Karen has been identified as a "person of interest" in a probe into what happened to the "bung" of the barrel containing the prized 2007 Petit Verdot, which performed so well in the San Diego competition and is (perhaps "was"?) destined for future awards worldwide. The bung was "found missing" from its barrel on Saturday morning, exposing the treasured wine to air for a full 2.5 days after the moon viewing celebration. Did it just "pop off" from the 100 degree heat? Or, was it an act of sabotage, after she failed to win an award even though she used the same grapes? Or, was the winemaker simply distracted by her pink tonails and forgot to put it back? [Editor's note: To find out how the cellar master dealt with this situation and to learn if the wine was saved, be sure and subscribe to Winemaker's Journal.]
There is rampant speculation about Bluey's future plans. "We feel like we've won 2nd place at the NCAA Final Four basketball championships," said a spokesman for the Blue-Merle. "We're going to declare ourselves eligible for the draft and go pro."
The award winning Blue-Merle wines are expected to be on sale in New York at the end of this year, with New Yorkers paying up to $100 for a bottle with Bluey's paw print on the label and a souvenir "hair of the dog" inside.
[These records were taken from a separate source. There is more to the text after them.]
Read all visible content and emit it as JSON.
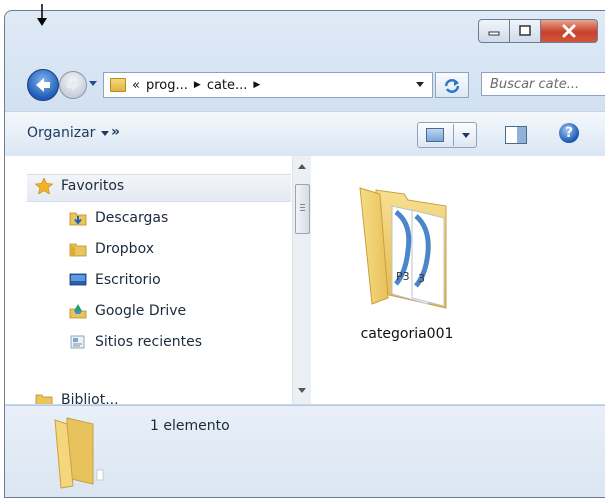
{
  "window": {
    "caption_buttons": [
      "minimize",
      "maximize",
      "close"
    ]
  },
  "address": {
    "crumbs": [
      "«",
      "prog...",
      "cate..."
    ],
    "search_placeholder": "Buscar cate..."
  },
  "toolbar": {
    "organize_label": "Organizar",
    "more_label": "»"
  },
  "nav": {
    "items": [
      {
        "label": "Favoritos",
        "icon": "star-icon"
      },
      {
        "label": "Descargas",
        "icon": "downloads-folder-icon"
      },
      {
        "label": "Dropbox",
        "icon": "dropbox-folder-icon"
      },
      {
        "label": "Escritorio",
        "icon": "desktop-icon"
      },
      {
        "label": "Google Drive",
        "icon": "google-drive-icon"
      },
      {
        "label": "Sitios recientes",
        "icon": "recent-places-icon"
      },
      {
        "label": "Bibliot...",
        "icon": "libraries-icon"
      }
    ]
  },
  "files": {
    "items": [
      {
        "name": "categoria001",
        "icon": "folder-mp3-icon"
      }
    ]
  },
  "details": {
    "count_text": "1 elemento"
  },
  "colors": {
    "close_button": "#c8412a",
    "chrome": "#cfdff0",
    "details_bar": "#dbe6f2"
  }
}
The winery has said it will offer discounts to local buyers, and has asked that if you'd like to purchase award winning, locally produced wines to please contact your San Diego County Supervisor and let him or her know that you support San Diego's boutique winery ordinance, which would allow you to easily purchase direct from the winemaker in the ambiance of the vineyard, with views to the Pacific and the surrounding mountains.
[Editor's Note: The Blue-Merle Winery wishes to express its sincerest thanks to all who made this possible: To Mick and Jeff from Belle Marie Winery, who supplied the grapes, crushing equipment and winemaking advice; to Lum Eisenman, for his instruction; to Jim, Sandy and Karen from Coyote Oaks Winery who helped make the wine; to Mike and Nancy from Sunrise Vineyard, who lent equipment and offered much advice and moral support; to our constant winemaking companion, the man from Cana with the wine miracles at weddings. ]